Shamrocks have no serious disease problems but might attract whiteflies or aphids.
Growing Shamrock in the Landscape
Grow shamrock outdoors in the garden only if you live in a hardiness zone recommended for your variety of plant.
Choose a location in full sun to partial shade. Wood sorrel plants are not picky about soil pH and can usually handle from 6.0 to 8.0 pH. Plant them in well-draining soil from 12 inches to 3 feet apart, depending on the variety, so follow the directions on your plant’s tag. Water regularly to ensure even moisture.
When grown outdoors, oxalis plants rarely need fertilizing but may benefit from a balanced fertilizer during the growing season.
Growing Shamrock as a Houseplant
When growing shamrock in a container, choose high-quality potting soil and a pot with good drainage. Shamrock needs bright light, so place it in a south-facing window. An oxalis grown as a houseplant needs cool conditions, ideally no warmer than 75°F during the day but no colder than 50°F at night.
When grown indoors, it requires a humid environment. Because it’s tough to maintain humidity indoors, consider using a humidifier; alternatively, place the pot on a bed of wet pebbles. Maintain regular moisture; when the potting mix is dry 1 inch down, water well but avoid overwatering.
Shamrocks require regular fertilizing during their growing season. For best results, apply a liquid fertilizer once a month.
Some shamrock varieties may naturally go dormant after flowering, especially when it is too hot or dry. If the leaves begin to die back, stop watering and fertilizing and allow the plant to “rest.”
If the plant is growing indoors, move it to a darker location. Purple-leaved types usually require a dormancy period of about one month, while others may require two to three months.

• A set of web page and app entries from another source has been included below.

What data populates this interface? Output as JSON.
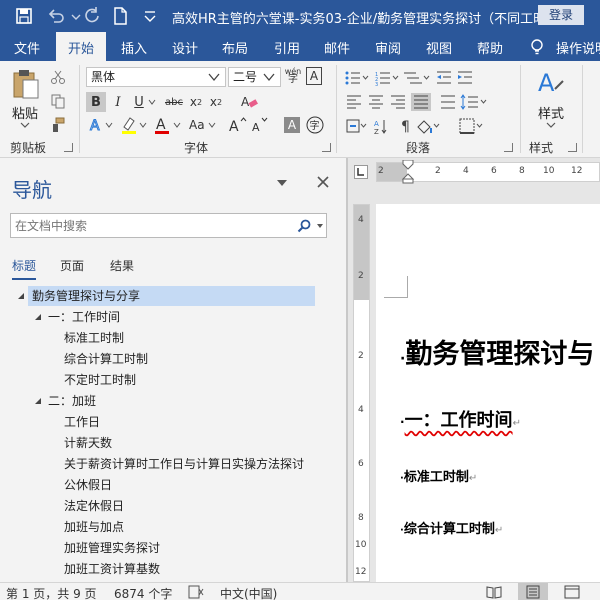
{
  "titlebar": {
    "title": "高效HR主管的六堂课-实务03-企业/勤务管理实务探讨（不同工时...",
    "login_label": "登录"
  },
  "ribbon_tabs": [
    {
      "label": "文件"
    },
    {
      "label": "开始"
    },
    {
      "label": "插入"
    },
    {
      "label": "设计"
    },
    {
      "label": "布局"
    },
    {
      "label": "引用"
    },
    {
      "label": "邮件"
    },
    {
      "label": "审阅"
    },
    {
      "label": "视图"
    },
    {
      "label": "帮助"
    },
    {
      "label": "操作说明"
    }
  ],
  "ribbon": {
    "paste_label": "粘贴",
    "font_name": "黑体",
    "font_size": "二号",
    "styles_label": "样式",
    "group_clipboard": "剪贴板",
    "group_font": "字体",
    "group_paragraph": "段落",
    "group_styles": "样式",
    "pinyin_glyph": "wén",
    "enclose_glyph": "字"
  },
  "nav": {
    "title": "导航",
    "search_placeholder": "在文档中搜索",
    "tabs": [
      {
        "label": "标题"
      },
      {
        "label": "页面"
      },
      {
        "label": "结果"
      }
    ],
    "headings": [
      {
        "text": "勤务管理探讨与分享"
      },
      {
        "text": "一：工作时间"
      },
      {
        "text": "标准工时制"
      },
      {
        "text": "综合计算工时制"
      },
      {
        "text": "不定时工时制"
      },
      {
        "text": "二：加班"
      },
      {
        "text": "工作日"
      },
      {
        "text": "计薪天数"
      },
      {
        "text": "关于薪资计算时工作日与计算日实操方法探讨"
      },
      {
        "text": "公休假日"
      },
      {
        "text": "法定休假日"
      },
      {
        "text": "加班与加点"
      },
      {
        "text": "加班管理实务探讨"
      },
      {
        "text": "加班工资计算基数"
      }
    ]
  },
  "ruler": {
    "h_numbers": [
      "2",
      "2",
      "4",
      "6",
      "8",
      "10",
      "12"
    ],
    "v_numbers": [
      "4",
      "2",
      "2",
      "4",
      "6",
      "8",
      "10",
      "12"
    ]
  },
  "document": {
    "title": "勤务管理探讨与",
    "heading1": "一：工作时间",
    "sub1": "标准工时制",
    "sub2": "综合计算工时制",
    "para_mark": "↵"
  },
  "status": {
    "page": "第 1 页，共 9 页",
    "words": "6874 个字",
    "language": "中文(中国)"
  }
}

When new growth appears, resume regular plant care.
- University of Missouri Integrated Pest Management: Oxalis - Shamrock's Imposter

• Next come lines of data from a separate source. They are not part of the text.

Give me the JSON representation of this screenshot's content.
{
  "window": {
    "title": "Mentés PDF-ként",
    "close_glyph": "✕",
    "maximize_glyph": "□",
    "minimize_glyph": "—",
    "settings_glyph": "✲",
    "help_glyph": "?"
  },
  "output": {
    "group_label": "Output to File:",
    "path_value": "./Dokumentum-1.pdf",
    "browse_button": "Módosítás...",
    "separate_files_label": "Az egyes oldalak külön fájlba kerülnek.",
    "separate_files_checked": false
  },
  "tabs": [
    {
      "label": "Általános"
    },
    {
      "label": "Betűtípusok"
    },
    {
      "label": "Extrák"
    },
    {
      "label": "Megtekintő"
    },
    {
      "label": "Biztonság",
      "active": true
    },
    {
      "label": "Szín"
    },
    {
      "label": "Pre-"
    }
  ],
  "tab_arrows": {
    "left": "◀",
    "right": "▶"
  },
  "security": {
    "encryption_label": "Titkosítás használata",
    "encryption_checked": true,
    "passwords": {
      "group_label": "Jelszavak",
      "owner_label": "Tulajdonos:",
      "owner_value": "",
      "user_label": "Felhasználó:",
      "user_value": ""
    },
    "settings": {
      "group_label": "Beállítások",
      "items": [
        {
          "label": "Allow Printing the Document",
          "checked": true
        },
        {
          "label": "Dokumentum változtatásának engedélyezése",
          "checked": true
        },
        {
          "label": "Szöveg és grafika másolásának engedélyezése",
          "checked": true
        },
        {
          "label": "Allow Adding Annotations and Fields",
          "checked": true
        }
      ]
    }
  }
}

- North Carolina State Extension: Oxalis Triangularis
- University of Missouri Integrated Pest Management: Shamrocks: More Than a Bit O'Luck

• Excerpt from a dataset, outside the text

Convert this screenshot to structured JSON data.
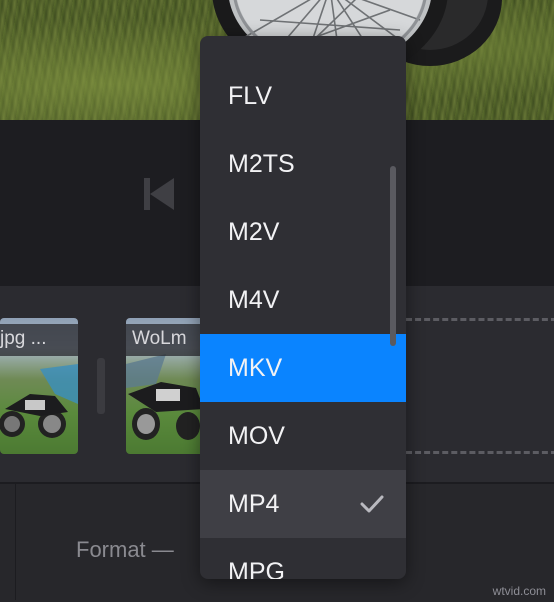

- Fine Gardening: What Is a Shamrock and How do You Grow Them?
- Missouri Botanical Garden: Oxalis Purpurea
- University of Wisconsin, Madison: Shamrocks, Oxalis spp.
- Temperatures above 75 degrees Fahrenheit will trigger dormancy in shamrock plants. Make sure to keep them at the optimal temperatures for the longest possible growing period.
- Purple-leaf varieties of the shamrock plant only require about one month of dormancy and may be placed back in the window after this time period.
- If the plant begins to look yellow, it's receiving too much water. Wilting indicates it isn't receiving enough water, and leggy growth signals a lack of light or too warm temperatures.
I garden in the Pacific North west, previously Hawaii where I had an avocado orchard. I have a Master Gardeners certificate here in Eugene, Oregon.